* _INFORMATION SUPPLIED_
━━━━━━━━━━━━━━━━━━━━

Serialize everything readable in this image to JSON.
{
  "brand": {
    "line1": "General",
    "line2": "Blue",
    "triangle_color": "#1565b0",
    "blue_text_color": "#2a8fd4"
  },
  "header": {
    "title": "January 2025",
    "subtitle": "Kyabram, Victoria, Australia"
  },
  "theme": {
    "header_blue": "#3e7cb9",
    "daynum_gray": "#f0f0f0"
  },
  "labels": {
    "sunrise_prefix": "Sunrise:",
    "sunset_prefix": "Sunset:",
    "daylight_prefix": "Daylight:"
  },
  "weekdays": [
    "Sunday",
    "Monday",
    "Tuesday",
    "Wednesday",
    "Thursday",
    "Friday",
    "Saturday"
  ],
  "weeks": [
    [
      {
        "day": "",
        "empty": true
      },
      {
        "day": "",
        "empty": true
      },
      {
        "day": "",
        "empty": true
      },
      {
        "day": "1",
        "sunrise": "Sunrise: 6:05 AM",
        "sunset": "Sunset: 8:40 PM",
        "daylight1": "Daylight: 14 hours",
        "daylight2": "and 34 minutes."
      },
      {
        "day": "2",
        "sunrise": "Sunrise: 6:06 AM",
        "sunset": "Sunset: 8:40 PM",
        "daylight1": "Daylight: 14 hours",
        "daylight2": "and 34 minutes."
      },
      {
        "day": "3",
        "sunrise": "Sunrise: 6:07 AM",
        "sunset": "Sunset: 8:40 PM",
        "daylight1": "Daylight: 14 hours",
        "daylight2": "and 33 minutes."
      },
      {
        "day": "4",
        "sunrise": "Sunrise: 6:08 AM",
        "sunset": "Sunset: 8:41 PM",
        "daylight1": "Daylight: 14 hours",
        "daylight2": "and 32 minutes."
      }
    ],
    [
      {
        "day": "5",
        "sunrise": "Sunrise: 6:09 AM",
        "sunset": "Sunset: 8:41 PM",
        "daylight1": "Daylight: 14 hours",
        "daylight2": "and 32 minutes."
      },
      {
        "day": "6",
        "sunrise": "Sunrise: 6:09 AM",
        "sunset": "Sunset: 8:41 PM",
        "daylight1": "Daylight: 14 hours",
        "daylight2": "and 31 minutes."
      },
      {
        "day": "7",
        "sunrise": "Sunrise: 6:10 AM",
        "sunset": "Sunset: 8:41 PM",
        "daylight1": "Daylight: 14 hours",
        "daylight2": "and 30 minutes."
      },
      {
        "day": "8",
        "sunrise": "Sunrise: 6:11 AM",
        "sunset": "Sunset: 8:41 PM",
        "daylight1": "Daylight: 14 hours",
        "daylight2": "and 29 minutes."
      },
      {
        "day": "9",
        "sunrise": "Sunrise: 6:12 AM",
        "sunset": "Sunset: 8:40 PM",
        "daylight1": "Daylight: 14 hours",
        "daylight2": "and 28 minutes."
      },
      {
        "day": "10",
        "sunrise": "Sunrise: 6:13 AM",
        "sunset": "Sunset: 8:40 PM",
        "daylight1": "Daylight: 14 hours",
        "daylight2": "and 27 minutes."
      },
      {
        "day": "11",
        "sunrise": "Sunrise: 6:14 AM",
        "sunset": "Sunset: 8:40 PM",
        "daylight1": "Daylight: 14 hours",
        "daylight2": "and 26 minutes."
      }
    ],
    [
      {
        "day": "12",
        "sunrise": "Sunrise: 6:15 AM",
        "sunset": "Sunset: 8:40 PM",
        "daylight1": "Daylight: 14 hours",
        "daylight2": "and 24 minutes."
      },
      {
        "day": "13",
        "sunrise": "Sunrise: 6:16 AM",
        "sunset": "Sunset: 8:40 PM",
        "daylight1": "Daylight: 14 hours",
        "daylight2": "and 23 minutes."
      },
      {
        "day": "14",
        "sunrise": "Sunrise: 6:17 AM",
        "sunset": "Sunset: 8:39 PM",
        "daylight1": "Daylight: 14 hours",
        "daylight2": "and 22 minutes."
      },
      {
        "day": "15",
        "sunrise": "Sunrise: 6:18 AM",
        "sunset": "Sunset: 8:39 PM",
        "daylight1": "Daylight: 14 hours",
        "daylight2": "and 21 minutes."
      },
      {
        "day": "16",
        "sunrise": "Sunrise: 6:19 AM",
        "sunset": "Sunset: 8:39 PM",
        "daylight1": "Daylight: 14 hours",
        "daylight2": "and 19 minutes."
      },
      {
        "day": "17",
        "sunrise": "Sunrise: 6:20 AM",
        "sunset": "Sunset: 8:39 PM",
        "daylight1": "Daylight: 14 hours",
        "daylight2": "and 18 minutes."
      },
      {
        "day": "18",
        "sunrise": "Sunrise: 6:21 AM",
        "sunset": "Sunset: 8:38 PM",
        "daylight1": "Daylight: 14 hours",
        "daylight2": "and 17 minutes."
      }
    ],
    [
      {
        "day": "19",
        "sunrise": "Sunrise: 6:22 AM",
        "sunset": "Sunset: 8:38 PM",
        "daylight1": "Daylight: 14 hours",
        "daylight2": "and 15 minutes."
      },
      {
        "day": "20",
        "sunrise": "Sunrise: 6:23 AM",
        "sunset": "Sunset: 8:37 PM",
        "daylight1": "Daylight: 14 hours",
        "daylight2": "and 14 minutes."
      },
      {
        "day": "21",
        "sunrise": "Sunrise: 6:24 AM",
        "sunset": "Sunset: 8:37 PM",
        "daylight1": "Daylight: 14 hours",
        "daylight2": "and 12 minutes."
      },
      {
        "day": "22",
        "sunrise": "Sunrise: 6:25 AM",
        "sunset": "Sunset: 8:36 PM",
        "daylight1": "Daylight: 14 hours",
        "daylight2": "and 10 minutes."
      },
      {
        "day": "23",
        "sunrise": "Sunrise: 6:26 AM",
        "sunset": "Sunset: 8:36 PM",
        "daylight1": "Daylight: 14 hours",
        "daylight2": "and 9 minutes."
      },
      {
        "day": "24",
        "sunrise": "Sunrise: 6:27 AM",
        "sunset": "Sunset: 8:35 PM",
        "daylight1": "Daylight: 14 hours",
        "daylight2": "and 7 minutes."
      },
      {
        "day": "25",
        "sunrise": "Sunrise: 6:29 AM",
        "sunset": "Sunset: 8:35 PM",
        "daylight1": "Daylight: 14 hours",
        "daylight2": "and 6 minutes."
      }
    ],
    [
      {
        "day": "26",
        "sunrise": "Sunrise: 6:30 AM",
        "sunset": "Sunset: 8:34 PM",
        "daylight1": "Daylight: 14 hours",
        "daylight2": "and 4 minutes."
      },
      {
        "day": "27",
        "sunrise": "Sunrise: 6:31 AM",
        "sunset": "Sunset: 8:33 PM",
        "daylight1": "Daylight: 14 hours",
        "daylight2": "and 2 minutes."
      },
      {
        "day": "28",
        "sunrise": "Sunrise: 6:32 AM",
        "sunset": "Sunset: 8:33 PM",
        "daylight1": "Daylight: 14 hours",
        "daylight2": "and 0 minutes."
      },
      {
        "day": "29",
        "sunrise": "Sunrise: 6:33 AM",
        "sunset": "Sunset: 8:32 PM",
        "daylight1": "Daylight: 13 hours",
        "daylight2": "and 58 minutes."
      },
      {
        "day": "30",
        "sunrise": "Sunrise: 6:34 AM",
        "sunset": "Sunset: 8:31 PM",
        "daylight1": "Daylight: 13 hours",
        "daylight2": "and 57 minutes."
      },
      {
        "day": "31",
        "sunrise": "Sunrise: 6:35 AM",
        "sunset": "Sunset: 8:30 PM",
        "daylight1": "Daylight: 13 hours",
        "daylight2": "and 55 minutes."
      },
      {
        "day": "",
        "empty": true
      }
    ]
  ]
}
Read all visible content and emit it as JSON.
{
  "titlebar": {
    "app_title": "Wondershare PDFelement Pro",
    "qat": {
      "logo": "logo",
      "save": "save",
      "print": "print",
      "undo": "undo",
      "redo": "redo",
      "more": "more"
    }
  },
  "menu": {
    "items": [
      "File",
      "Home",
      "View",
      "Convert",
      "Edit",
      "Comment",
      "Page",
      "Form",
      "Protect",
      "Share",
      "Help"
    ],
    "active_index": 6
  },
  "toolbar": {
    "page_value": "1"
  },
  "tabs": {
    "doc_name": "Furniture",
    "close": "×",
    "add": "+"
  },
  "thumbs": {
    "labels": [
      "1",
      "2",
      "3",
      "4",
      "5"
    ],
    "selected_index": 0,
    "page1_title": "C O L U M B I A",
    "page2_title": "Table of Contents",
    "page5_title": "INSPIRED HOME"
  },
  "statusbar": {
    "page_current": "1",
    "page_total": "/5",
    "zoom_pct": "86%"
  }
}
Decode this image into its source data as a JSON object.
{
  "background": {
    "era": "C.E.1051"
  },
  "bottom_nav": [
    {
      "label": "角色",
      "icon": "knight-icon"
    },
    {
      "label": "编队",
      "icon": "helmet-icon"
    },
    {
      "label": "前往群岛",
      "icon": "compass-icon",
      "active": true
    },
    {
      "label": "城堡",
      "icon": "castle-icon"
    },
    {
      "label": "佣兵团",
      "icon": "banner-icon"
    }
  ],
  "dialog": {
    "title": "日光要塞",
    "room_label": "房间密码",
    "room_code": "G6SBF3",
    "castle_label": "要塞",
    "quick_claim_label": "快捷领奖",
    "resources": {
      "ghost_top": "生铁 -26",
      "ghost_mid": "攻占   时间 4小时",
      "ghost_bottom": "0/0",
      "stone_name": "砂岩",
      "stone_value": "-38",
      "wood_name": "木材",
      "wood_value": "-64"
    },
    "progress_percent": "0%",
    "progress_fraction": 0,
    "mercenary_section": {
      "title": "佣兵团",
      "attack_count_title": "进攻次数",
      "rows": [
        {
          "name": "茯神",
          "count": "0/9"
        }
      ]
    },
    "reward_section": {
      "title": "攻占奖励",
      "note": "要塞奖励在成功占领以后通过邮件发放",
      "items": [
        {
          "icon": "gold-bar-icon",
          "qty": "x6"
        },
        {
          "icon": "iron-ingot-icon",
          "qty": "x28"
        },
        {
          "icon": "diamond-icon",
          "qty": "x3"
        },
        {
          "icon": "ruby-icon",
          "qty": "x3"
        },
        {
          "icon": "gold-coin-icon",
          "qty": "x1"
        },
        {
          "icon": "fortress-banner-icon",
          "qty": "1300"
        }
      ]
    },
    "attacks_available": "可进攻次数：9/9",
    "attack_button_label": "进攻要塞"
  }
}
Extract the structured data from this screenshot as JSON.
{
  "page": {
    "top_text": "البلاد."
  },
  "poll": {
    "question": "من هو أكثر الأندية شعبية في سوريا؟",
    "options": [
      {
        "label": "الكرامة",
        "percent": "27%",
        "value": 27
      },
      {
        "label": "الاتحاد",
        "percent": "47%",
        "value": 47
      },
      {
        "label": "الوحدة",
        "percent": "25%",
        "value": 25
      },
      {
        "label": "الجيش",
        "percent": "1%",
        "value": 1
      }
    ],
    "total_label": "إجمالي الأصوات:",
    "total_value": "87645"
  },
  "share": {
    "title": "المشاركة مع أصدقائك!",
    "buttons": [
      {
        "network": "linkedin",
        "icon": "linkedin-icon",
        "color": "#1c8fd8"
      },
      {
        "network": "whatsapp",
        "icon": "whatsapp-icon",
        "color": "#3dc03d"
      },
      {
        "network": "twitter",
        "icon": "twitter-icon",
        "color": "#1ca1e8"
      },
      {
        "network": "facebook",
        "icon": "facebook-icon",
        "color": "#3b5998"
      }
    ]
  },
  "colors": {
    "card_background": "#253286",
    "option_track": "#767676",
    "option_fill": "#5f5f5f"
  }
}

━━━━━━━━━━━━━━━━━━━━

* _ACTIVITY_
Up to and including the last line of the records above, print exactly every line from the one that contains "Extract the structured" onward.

* _EXERCISE SOLUTION_
Extract the structured data from this screenshot as JSON.
{
  "page": {
    "top_text": "البلاد."
  },
  "poll": {
    "question": "من هو أكثر الأندية شعبية في سوريا؟",
    "options": [
      {
        "label": "الكرامة",
        "percent": "27%",
        "value": 27
      },
      {
        "label": "الاتحاد",
        "percent": "47%",
        "value": 47
      },
      {
        "label": "الوحدة",
        "percent": "25%",
        "value": 25
      },
      {
        "label": "الجيش",
        "percent": "1%",
        "value": 1
      }
    ],
    "total_label": "إجمالي الأصوات:",
    "total_value": "87645"
  },
  "share": {
    "title": "المشاركة مع أصدقائك!",
    "buttons": [
      {
        "network": "linkedin",
        "icon": "linkedin-icon",
        "color": "#1c8fd8"
      },
      {
        "network": "whatsapp",
        "icon": "whatsapp-icon",
        "color": "#3dc03d"
      },
      {
        "network": "twitter",
        "icon": "twitter-icon",
        "color": "#1ca1e8"
      },
      {
        "network": "facebook",
        "icon": "facebook-icon",
        "color": "#3b5998"
      }
    ]
  },
  "colors": {
    "card_background": "#253286",
    "option_track": "#767676",
    "option_fill": "#5f5f5f"
  }
}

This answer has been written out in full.